**What is required**
Each line that contains "sira" needs to be copied from the listing.
+++ Data excerpts
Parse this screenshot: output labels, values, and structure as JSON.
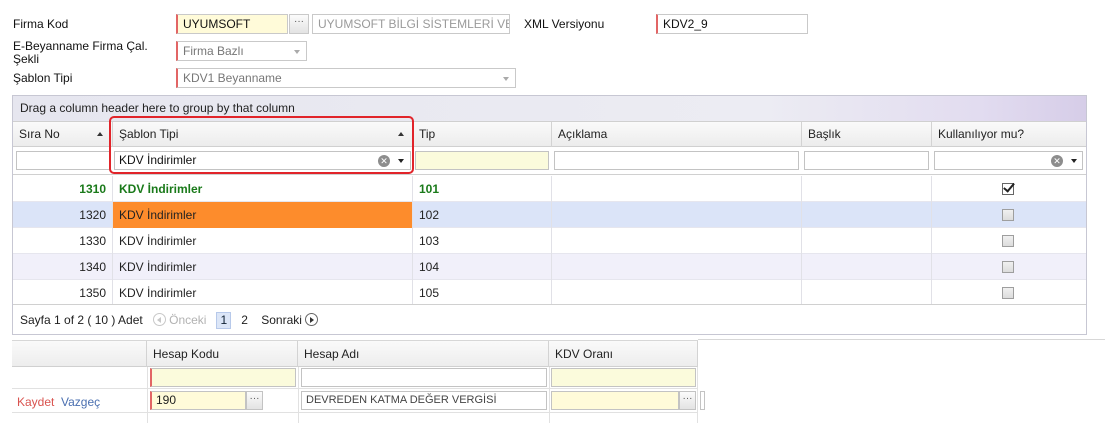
{
  "form": {
    "firma_kod_label": "Firma Kod",
    "firma_kod_value": "UYUMSOFT",
    "firma_name_value": "UYUMSOFT BİLGİ SİSTEMLERİ VE",
    "xml_label": "XML Versiyonu",
    "xml_value": "KDV2_9",
    "calisma_label": "E-Beyanname Firma Çal. Şekli",
    "calisma_value": "Firma Bazlı",
    "sablon_label": "Şablon Tipi",
    "sablon_value": "KDV1 Beyanname"
  },
  "grid": {
    "group_panel_text": "Drag a column header here to group by that column",
    "columns": [
      "Sıra No",
      "Şablon Tipi",
      "Tip",
      "Açıklama",
      "Başlık",
      "Kullanılıyor mu?"
    ],
    "filter_sablon_value": "KDV İndirimler",
    "rows": [
      {
        "sira": "1310",
        "sablon": "KDV İndirimler",
        "tip": "101",
        "aciklama": "",
        "baslik": "",
        "kullaniliyor": true
      },
      {
        "sira": "1320",
        "sablon": "KDV İndirimler",
        "tip": "102",
        "aciklama": "",
        "baslik": "",
        "kullaniliyor": false
      },
      {
        "sira": "1330",
        "sablon": "KDV İndirimler",
        "tip": "103",
        "aciklama": "",
        "baslik": "",
        "kullaniliyor": false
      },
      {
        "sira": "1340",
        "sablon": "KDV İndirimler",
        "tip": "104",
        "aciklama": "",
        "baslik": "",
        "kullaniliyor": false
      },
      {
        "sira": "1350",
        "sablon": "KDV İndirimler",
        "tip": "105",
        "aciklama": "",
        "baslik": "",
        "kullaniliyor": false
      }
    ],
    "pager": {
      "summary": "Sayfa 1 of 2 ( 10 ) Adet",
      "prev": "Önceki",
      "page1": "1",
      "page2": "2",
      "next": "Sonraki"
    }
  },
  "detail": {
    "columns": [
      "",
      "Hesap Kodu",
      "Hesap Adı",
      "KDV Oranı"
    ],
    "save": "Kaydet",
    "cancel": "Vazgeç",
    "hesap_kodu_value": "190",
    "hesap_adi_value": "DEVREDEN KATMA DEĞER VERGİSİ"
  },
  "colors": {
    "selected_row": "#dbe4f8",
    "orange_cell": "#fd8c2c",
    "green_text": "#1a7a1a",
    "highlight": "#e1242a"
  }
}
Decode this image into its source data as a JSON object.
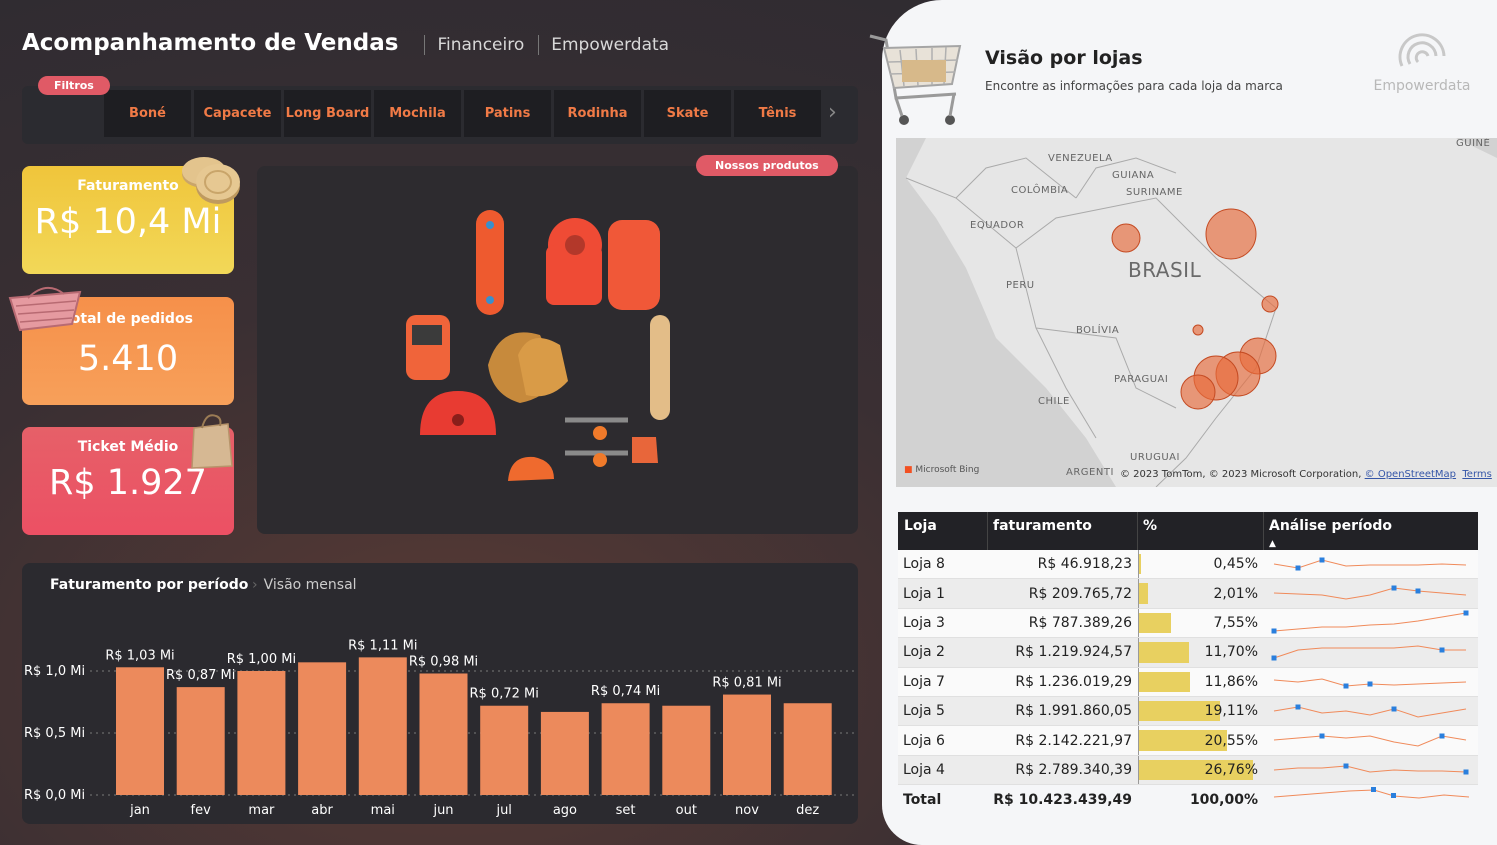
{
  "header": {
    "title": "Acompanhamento de Vendas",
    "crumbs": [
      "Financeiro",
      "Empowerdata"
    ]
  },
  "filters": {
    "badge": "Filtros",
    "items": [
      "Boné",
      "Capacete",
      "Long Board",
      "Mochila",
      "Patins",
      "Rodinha",
      "Skate",
      "Tênis"
    ]
  },
  "kpis": {
    "faturamento": {
      "label": "Faturamento",
      "value": "R$ 10,4 Mi"
    },
    "pedidos": {
      "label": "Total de pedidos",
      "value": "5.410"
    },
    "ticket": {
      "label": "Ticket Médio",
      "value": "R$ 1.927"
    }
  },
  "products": {
    "badge": "Nossos produtos"
  },
  "chart_data": {
    "type": "bar",
    "title": "Faturamento por período",
    "subtitle": "Visão mensal",
    "categories": [
      "jan",
      "fev",
      "mar",
      "abr",
      "mai",
      "jun",
      "jul",
      "ago",
      "set",
      "out",
      "nov",
      "dez"
    ],
    "values": [
      1.03,
      0.87,
      1.0,
      1.07,
      1.11,
      0.98,
      0.72,
      0.67,
      0.74,
      0.72,
      0.81,
      0.74
    ],
    "data_labels": [
      "R$ 1,03 Mi",
      "R$ 0,87 Mi",
      "R$ 1,00 Mi",
      "",
      "R$ 1,11 Mi",
      "R$ 0,98 Mi",
      "R$ 0,72 Mi",
      "",
      "R$ 0,74 Mi",
      "",
      "R$ 0,81 Mi",
      ""
    ],
    "yticks": [
      {
        "v": 0,
        "label": "R$ 0,0 Mi"
      },
      {
        "v": 0.5,
        "label": "R$ 0,5 Mi"
      },
      {
        "v": 1.0,
        "label": "R$ 1,0 Mi"
      }
    ],
    "ylim": [
      0,
      1.2
    ],
    "color": "#ec8a5c"
  },
  "stores": {
    "title": "Visão por lojas",
    "subtitle": "Encontre as informações para cada loja da marca",
    "brand": "Empowerdata"
  },
  "map": {
    "labels": [
      "VENEZUELA",
      "GUIANA",
      "SURINAME",
      "COLÔMBIA",
      "EQUADOR",
      "BRASIL",
      "PERU",
      "BOLÍVIA",
      "PARAGUAI",
      "CHILE",
      "URUGUAI",
      "ARGENTI",
      "GUINÉ"
    ],
    "credit": "© 2023 TomTom, © 2023 Microsoft Corporation,",
    "osm": "© OpenStreetMap",
    "terms": "Terms",
    "bing": "Microsoft Bing"
  },
  "table": {
    "headers": [
      "Loja",
      "faturamento",
      "%",
      "Análise período"
    ],
    "rows": [
      {
        "loja": "Loja 8",
        "fat": "R$ 46.918,23",
        "pct": "0,45%",
        "p": 0.45
      },
      {
        "loja": "Loja 1",
        "fat": "R$ 209.765,72",
        "pct": "2,01%",
        "p": 2.01
      },
      {
        "loja": "Loja 3",
        "fat": "R$ 787.389,26",
        "pct": "7,55%",
        "p": 7.55
      },
      {
        "loja": "Loja 2",
        "fat": "R$ 1.219.924,57",
        "pct": "11,70%",
        "p": 11.7
      },
      {
        "loja": "Loja 7",
        "fat": "R$ 1.236.019,29",
        "pct": "11,86%",
        "p": 11.86
      },
      {
        "loja": "Loja 5",
        "fat": "R$ 1.991.860,05",
        "pct": "19,11%",
        "p": 19.11
      },
      {
        "loja": "Loja 6",
        "fat": "R$ 2.142.221,97",
        "pct": "20,55%",
        "p": 20.55
      },
      {
        "loja": "Loja 4",
        "fat": "R$ 2.789.340,39",
        "pct": "26,76%",
        "p": 26.76
      }
    ],
    "total": {
      "label": "Total",
      "fat": "R$ 10.423.439,49",
      "pct": "100,00%"
    }
  }
}
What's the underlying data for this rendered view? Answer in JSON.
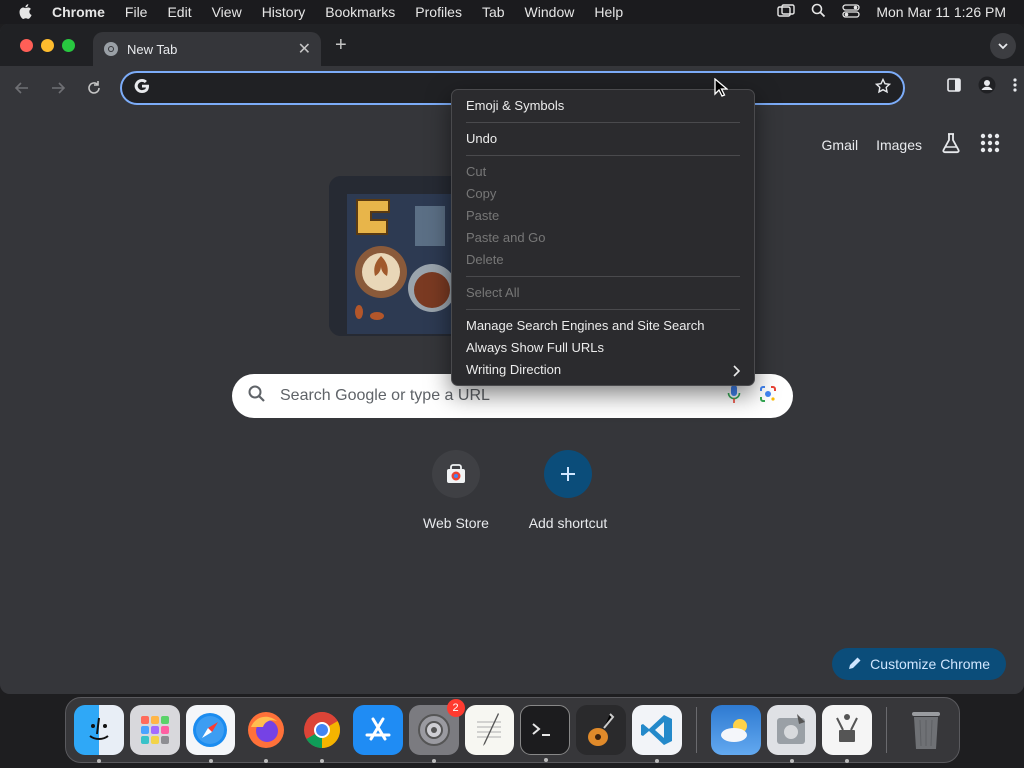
{
  "menubar": {
    "app_name": "Chrome",
    "items": [
      "File",
      "Edit",
      "View",
      "History",
      "Bookmarks",
      "Profiles",
      "Tab",
      "Window",
      "Help"
    ],
    "clock": "Mon Mar 11  1:26 PM"
  },
  "tabs": [
    {
      "title": "New Tab"
    }
  ],
  "omnibox": {
    "value": "",
    "placeholder": ""
  },
  "ntp": {
    "links": {
      "gmail": "Gmail",
      "images": "Images"
    },
    "search_placeholder": "Search Google or type a URL",
    "shortcuts": [
      {
        "label": "Web Store"
      },
      {
        "label": "Add shortcut"
      }
    ],
    "customize_label": "Customize Chrome"
  },
  "context_menu": {
    "items": [
      {
        "label": "Emoji & Symbols",
        "enabled": true
      },
      {
        "label": "Undo",
        "enabled": true
      },
      {
        "label": "Cut",
        "enabled": false
      },
      {
        "label": "Copy",
        "enabled": false
      },
      {
        "label": "Paste",
        "enabled": false
      },
      {
        "label": "Paste and Go",
        "enabled": false
      },
      {
        "label": "Delete",
        "enabled": false
      },
      {
        "label": "Select All",
        "enabled": false
      },
      {
        "label": "Manage Search Engines and Site Search",
        "enabled": true
      },
      {
        "label": "Always Show Full URLs",
        "enabled": true
      },
      {
        "label": "Writing Direction",
        "enabled": true,
        "submenu": true
      }
    ]
  },
  "dock": {
    "apps": [
      {
        "icon": "finder-icon"
      },
      {
        "icon": "launchpad-icon"
      },
      {
        "icon": "safari-icon"
      },
      {
        "icon": "firefox-icon"
      },
      {
        "icon": "chrome-icon"
      },
      {
        "icon": "app-store-icon"
      },
      {
        "icon": "system-settings-icon",
        "badge": "2"
      },
      {
        "icon": "textedit-icon"
      },
      {
        "icon": "terminal-icon"
      },
      {
        "icon": "garageband-icon"
      },
      {
        "icon": "vscode-icon"
      },
      {
        "icon": "weather-icon"
      },
      {
        "icon": "disk-utility-icon"
      },
      {
        "icon": "system-info-icon"
      },
      {
        "icon": "trash-icon"
      }
    ]
  },
  "colors": {
    "accent": "#7cacf8",
    "frame": "#202124",
    "surface": "#35363a",
    "customize_bg": "#0b4d7a"
  }
}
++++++
**Written solution**
        "sira": "1310",
        "sira": "1320",
        "sira": "1330",
        "sira": "1340",
        "sira": "1350",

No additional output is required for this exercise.